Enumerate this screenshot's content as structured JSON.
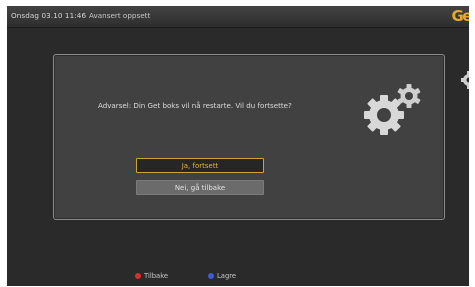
{
  "header": {
    "datetime": "Onsdag 03.10 11:46",
    "title": "Avansert oppsett",
    "logo_text": "Ge"
  },
  "dialog": {
    "message": "Advarsel: Din Get boks vil nå restarte. Vil du fortsette?",
    "confirm_label": "Ja, fortsett",
    "cancel_label": "Nei, gå tilbake",
    "icon": "gears-icon"
  },
  "footer": {
    "back": {
      "label": "Tilbake",
      "color": "#d9302a"
    },
    "save": {
      "label": "Lagre",
      "color": "#3d5bd6"
    }
  },
  "colors": {
    "accent": "#e5b53b",
    "background": "#2a2a2a",
    "dialog": "#414141"
  }
}
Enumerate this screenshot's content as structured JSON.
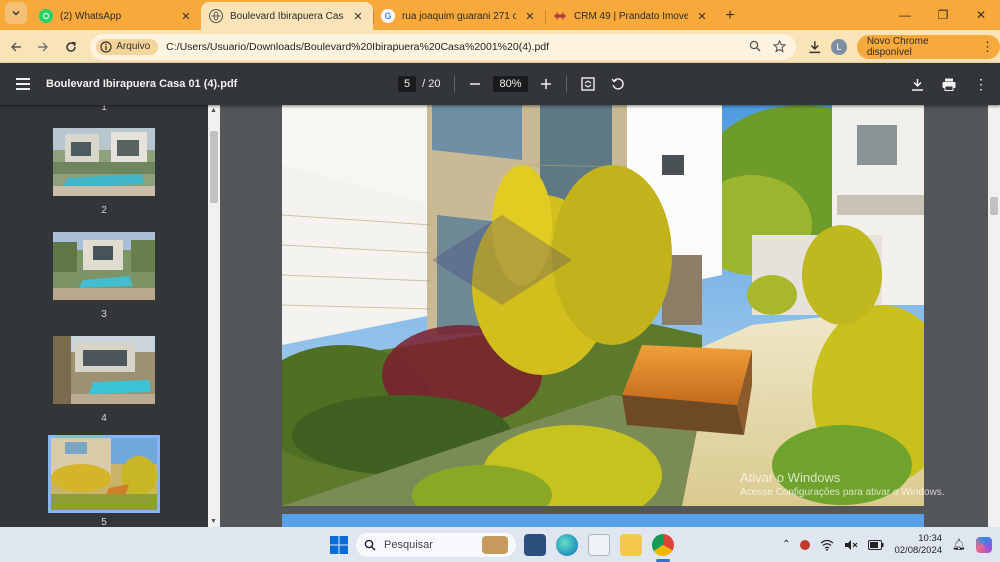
{
  "browser": {
    "tabs": [
      {
        "title": "(2) WhatsApp",
        "icon": "whatsapp-icon",
        "active": false
      },
      {
        "title": "Boulevard Ibirapuera Casa 01 (4",
        "icon": "globe-icon",
        "active": true
      },
      {
        "title": "rua joaquim guarani 271 condo",
        "icon": "google-icon",
        "active": false
      },
      {
        "title": "CRM 49 | Prandato Imoveis",
        "icon": "crm-icon",
        "active": false
      }
    ],
    "address_chip": "Arquivo",
    "url": "C:/Users/Usuario/Downloads/Boulevard%20Ibirapuera%20Casa%2001%20(4).pdf",
    "profile_initial": "L",
    "update_button": "Novo Chrome disponível"
  },
  "pdf": {
    "title": "Boulevard Ibirapuera Casa 01 (4).pdf",
    "current_page": "5",
    "total_pages": "/ 20",
    "zoom": "80%",
    "thumb_labels": [
      "1",
      "2",
      "3",
      "4",
      "5"
    ],
    "selected_page": "5"
  },
  "watermark": {
    "line1": "Ativar o Windows",
    "line2": "Acesse Configurações para ativar o Windows."
  },
  "taskbar": {
    "search_placeholder": "Pesquisar",
    "time": "10:34",
    "date": "02/08/2024"
  }
}
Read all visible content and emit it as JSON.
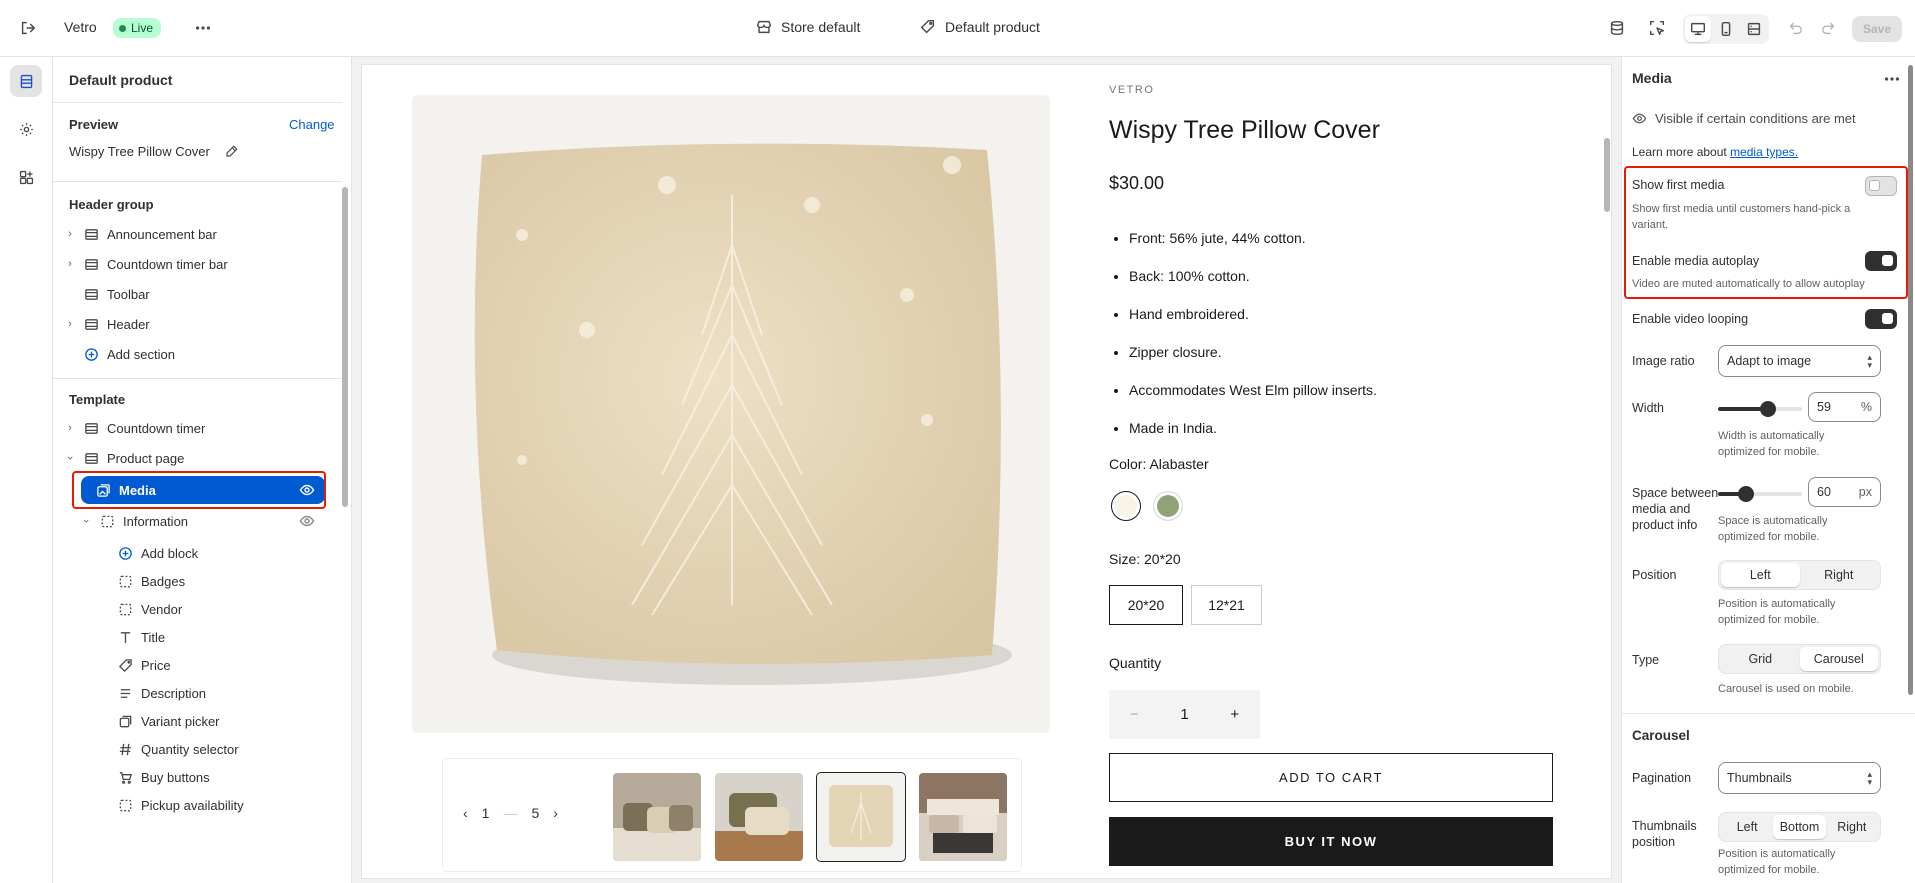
{
  "topbar": {
    "store_name": "Vetro",
    "live_label": "Live",
    "store_default_label": "Store default",
    "default_product_label": "Default product",
    "save_label": "Save"
  },
  "sidebar": {
    "title": "Default product",
    "preview_label": "Preview",
    "change_label": "Change",
    "preview_product": "Wispy Tree Pillow Cover",
    "header_group_label": "Header group",
    "header_items": [
      "Announcement bar",
      "Countdown timer bar",
      "Toolbar",
      "Header"
    ],
    "add_section_label": "Add section",
    "template_label": "Template",
    "template_items": [
      "Countdown timer",
      "Product page"
    ],
    "media_label": "Media",
    "information_label": "Information",
    "add_block_label": "Add block",
    "blocks": [
      "Badges",
      "Vendor",
      "Title",
      "Price",
      "Description",
      "Variant picker",
      "Quantity selector",
      "Buy buttons",
      "Pickup availability"
    ]
  },
  "product": {
    "vendor": "VETRO",
    "title": "Wispy Tree Pillow Cover",
    "price": "$30.00",
    "bullets": [
      "Front: 56% jute, 44% cotton.",
      "Back: 100% cotton.",
      "Hand embroidered.",
      "Zipper closure.",
      "Accommodates West Elm pillow inserts.",
      "Made in India."
    ],
    "color_label": "Color: Alabaster",
    "swatch_colors": [
      "#f8f5e6",
      "#8fa27a"
    ],
    "size_label": "Size: 20*20",
    "sizes": [
      "20*20",
      "12*21"
    ],
    "quantity_label": "Quantity",
    "quantity_value": "1",
    "minus": "−",
    "plus": "+",
    "add_to_cart": "ADD TO CART",
    "buy_now": "BUY IT NOW",
    "pager_current": "1",
    "pager_total": "5",
    "pager_sep": "—"
  },
  "settings": {
    "title": "Media",
    "visibility_text": "Visible if certain conditions are met",
    "learn_more_prefix": "Learn more about ",
    "learn_more_link": "media types.",
    "show_first_media_label": "Show first media",
    "show_first_media_help": "Show first media until customers hand-pick a variant.",
    "show_first_media_on": false,
    "autoplay_label": "Enable media autoplay",
    "autoplay_help": "Video are muted automatically to allow autoplay",
    "autoplay_on": true,
    "looping_label": "Enable video looping",
    "looping_on": true,
    "image_ratio_label": "Image ratio",
    "image_ratio_value": "Adapt to image",
    "width_label": "Width",
    "width_value": "59",
    "width_unit": "%",
    "width_help": "Width is automatically optimized for mobile.",
    "space_label": "Space between media and product info",
    "space_value": "60",
    "space_unit": "px",
    "space_help": "Space is automatically optimized for mobile.",
    "position_label": "Position",
    "position_options": [
      "Left",
      "Right"
    ],
    "position_help": "Position is automatically optimized for mobile.",
    "type_label": "Type",
    "type_options": [
      "Grid",
      "Carousel"
    ],
    "type_help": "Carousel is used on mobile.",
    "carousel_heading": "Carousel",
    "pagination_label": "Pagination",
    "pagination_value": "Thumbnails",
    "thumb_pos_label": "Thumbnails position",
    "thumb_pos_options": [
      "Left",
      "Bottom",
      "Right"
    ],
    "thumb_pos_help": "Position is automatically optimized for mobile."
  }
}
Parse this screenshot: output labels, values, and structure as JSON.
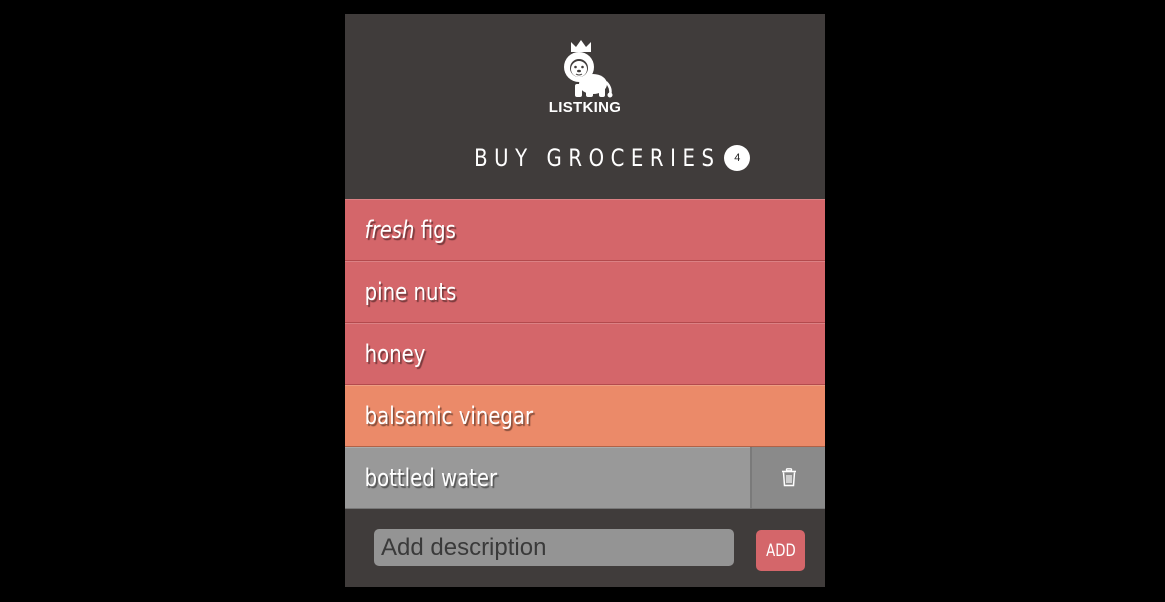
{
  "app": {
    "brand": "LISTKING",
    "list_title": "BUY GROCERIES",
    "item_count": "4"
  },
  "items": [
    {
      "prefix": "fresh",
      "label": " figs",
      "status": "pending",
      "color": "#d4666a"
    },
    {
      "prefix": "",
      "label": "pine nuts",
      "status": "pending",
      "color": "#d4666a"
    },
    {
      "prefix": "",
      "label": "honey",
      "status": "pending",
      "color": "#d4666a"
    },
    {
      "prefix": "",
      "label": "balsamic vinegar",
      "status": "highlighted",
      "color": "#eb8a69"
    },
    {
      "prefix": "",
      "label": "bottled water",
      "status": "done",
      "color": "#999999"
    }
  ],
  "icons": {
    "logo": "lion-crown-icon",
    "delete": "trash-icon"
  },
  "footer": {
    "input_placeholder": "Add description",
    "input_value": "",
    "add_label": "ADD"
  },
  "colors": {
    "background": "#403c3b",
    "item_red": "#d4666a",
    "item_orange": "#eb8a69",
    "item_grey": "#999999",
    "accent": "#d4666a"
  }
}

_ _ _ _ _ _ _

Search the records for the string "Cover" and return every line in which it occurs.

| THE ANSWER |
    "preview_product": "Wispy Tree Pillow Cover",
    "title": "Wispy Tree Pillow Cover",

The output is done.